» **WORK TO BE COMPLETED**
Everything in the data that follows has to be repeated verbatim.

» **DATASET**
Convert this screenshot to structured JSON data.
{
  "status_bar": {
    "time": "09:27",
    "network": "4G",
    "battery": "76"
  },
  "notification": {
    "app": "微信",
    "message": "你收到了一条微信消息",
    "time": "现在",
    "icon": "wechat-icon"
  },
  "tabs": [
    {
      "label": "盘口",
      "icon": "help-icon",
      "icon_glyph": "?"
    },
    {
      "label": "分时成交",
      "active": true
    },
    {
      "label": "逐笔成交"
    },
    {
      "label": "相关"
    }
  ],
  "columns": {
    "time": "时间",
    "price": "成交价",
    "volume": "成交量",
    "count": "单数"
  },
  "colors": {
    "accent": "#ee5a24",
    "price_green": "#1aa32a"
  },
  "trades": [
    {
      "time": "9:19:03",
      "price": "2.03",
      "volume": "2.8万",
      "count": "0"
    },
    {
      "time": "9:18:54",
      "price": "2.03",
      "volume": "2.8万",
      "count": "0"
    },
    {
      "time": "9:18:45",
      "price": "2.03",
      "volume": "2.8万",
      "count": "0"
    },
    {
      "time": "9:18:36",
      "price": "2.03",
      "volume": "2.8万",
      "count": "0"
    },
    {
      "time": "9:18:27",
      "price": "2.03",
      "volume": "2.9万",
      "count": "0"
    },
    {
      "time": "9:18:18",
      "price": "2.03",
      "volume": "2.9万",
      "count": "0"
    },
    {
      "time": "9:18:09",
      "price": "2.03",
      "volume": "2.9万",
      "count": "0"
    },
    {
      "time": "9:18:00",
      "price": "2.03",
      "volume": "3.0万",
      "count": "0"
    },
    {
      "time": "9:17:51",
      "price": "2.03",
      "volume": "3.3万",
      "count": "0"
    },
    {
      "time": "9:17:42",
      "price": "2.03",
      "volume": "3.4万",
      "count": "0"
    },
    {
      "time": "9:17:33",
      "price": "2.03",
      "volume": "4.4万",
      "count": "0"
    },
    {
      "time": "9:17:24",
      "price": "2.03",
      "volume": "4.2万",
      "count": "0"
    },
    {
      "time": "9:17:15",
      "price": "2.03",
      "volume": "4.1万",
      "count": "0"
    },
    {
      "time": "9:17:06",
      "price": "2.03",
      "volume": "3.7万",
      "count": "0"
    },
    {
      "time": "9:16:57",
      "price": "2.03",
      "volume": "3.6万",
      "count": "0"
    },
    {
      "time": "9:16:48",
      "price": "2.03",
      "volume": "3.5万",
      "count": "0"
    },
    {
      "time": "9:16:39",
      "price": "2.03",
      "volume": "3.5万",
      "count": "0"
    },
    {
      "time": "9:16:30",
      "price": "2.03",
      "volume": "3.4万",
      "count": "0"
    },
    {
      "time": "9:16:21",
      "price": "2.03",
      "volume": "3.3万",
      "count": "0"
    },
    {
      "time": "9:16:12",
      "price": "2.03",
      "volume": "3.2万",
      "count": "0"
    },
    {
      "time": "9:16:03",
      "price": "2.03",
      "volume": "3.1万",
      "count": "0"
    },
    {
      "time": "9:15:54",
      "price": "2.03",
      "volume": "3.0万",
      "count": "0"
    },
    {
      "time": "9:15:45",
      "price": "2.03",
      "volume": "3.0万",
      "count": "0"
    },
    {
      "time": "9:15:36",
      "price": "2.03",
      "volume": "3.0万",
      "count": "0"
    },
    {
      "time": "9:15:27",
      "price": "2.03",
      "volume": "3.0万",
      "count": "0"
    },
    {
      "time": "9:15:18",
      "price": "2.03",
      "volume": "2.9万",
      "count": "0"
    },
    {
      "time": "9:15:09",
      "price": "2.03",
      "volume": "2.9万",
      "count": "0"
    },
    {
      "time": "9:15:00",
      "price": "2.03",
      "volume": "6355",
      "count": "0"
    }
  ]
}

» **OUTPUT FOR THIS TASK**
Convert this screenshot to structured JSON data.
{
  "status_bar": {
    "time": "09:27",
    "network": "4G",
    "battery": "76"
  },
  "notification": {
    "app": "微信",
    "message": "你收到了一条微信消息",
    "time": "现在",
    "icon": "wechat-icon"
  },
  "tabs": [
    {
      "label": "盘口",
      "icon": "help-icon",
      "icon_glyph": "?"
    },
    {
      "label": "分时成交",
      "active": true
    },
    {
      "label": "逐笔成交"
    },
    {
      "label": "相关"
    }
  ],
  "columns": {
    "time": "时间",
    "price": "成交价",
    "volume": "成交量",
    "count": "单数"
  },
  "colors": {
    "accent": "#ee5a24",
    "price_green": "#1aa32a"
  },
  "trades": [
    {
      "time": "9:19:03",
      "price": "2.03",
      "volume": "2.8万",
      "count": "0"
    },
    {
      "time": "9:18:54",
      "price": "2.03",
      "volume": "2.8万",
      "count": "0"
    },
    {
      "time": "9:18:45",
      "price": "2.03",
      "volume": "2.8万",
      "count": "0"
    },
    {
      "time": "9:18:36",
      "price": "2.03",
      "volume": "2.8万",
      "count": "0"
    },
    {
      "time": "9:18:27",
      "price": "2.03",
      "volume": "2.9万",
      "count": "0"
    },
    {
      "time": "9:18:18",
      "price": "2.03",
      "volume": "2.9万",
      "count": "0"
    },
    {
      "time": "9:18:09",
      "price": "2.03",
      "volume": "2.9万",
      "count": "0"
    },
    {
      "time": "9:18:00",
      "price": "2.03",
      "volume": "3.0万",
      "count": "0"
    },
    {
      "time": "9:17:51",
      "price": "2.03",
      "volume": "3.3万",
      "count": "0"
    },
    {
      "time": "9:17:42",
      "price": "2.03",
      "volume": "3.4万",
      "count": "0"
    },
    {
      "time": "9:17:33",
      "price": "2.03",
      "volume": "4.4万",
      "count": "0"
    },
    {
      "time": "9:17:24",
      "price": "2.03",
      "volume": "4.2万",
      "count": "0"
    },
    {
      "time": "9:17:15",
      "price": "2.03",
      "volume": "4.1万",
      "count": "0"
    },
    {
      "time": "9:17:06",
      "price": "2.03",
      "volume": "3.7万",
      "count": "0"
    },
    {
      "time": "9:16:57",
      "price": "2.03",
      "volume": "3.6万",
      "count": "0"
    },
    {
      "time": "9:16:48",
      "price": "2.03",
      "volume": "3.5万",
      "count": "0"
    },
    {
      "time": "9:16:39",
      "price": "2.03",
      "volume": "3.5万",
      "count": "0"
    },
    {
      "time": "9:16:30",
      "price": "2.03",
      "volume": "3.4万",
      "count": "0"
    },
    {
      "time": "9:16:21",
      "price": "2.03",
      "volume": "3.3万",
      "count": "0"
    },
    {
      "time": "9:16:12",
      "price": "2.03",
      "volume": "3.2万",
      "count": "0"
    },
    {
      "time": "9:16:03",
      "price": "2.03",
      "volume": "3.1万",
      "count": "0"
    },
    {
      "time": "9:15:54",
      "price": "2.03",
      "volume": "3.0万",
      "count": "0"
    },
    {
      "time": "9:15:45",
      "price": "2.03",
      "volume": "3.0万",
      "count": "0"
    },
    {
      "time": "9:15:36",
      "price": "2.03",
      "volume": "3.0万",
      "count": "0"
    },
    {
      "time": "9:15:27",
      "price": "2.03",
      "volume": "3.0万",
      "count": "0"
    },
    {
      "time": "9:15:18",
      "price": "2.03",
      "volume": "2.9万",
      "count": "0"
    },
    {
      "time": "9:15:09",
      "price": "2.03",
      "volume": "2.9万",
      "count": "0"
    },
    {
      "time": "9:15:00",
      "price": "2.03",
      "volume": "6355",
      "count": "0"
    }
  ]
}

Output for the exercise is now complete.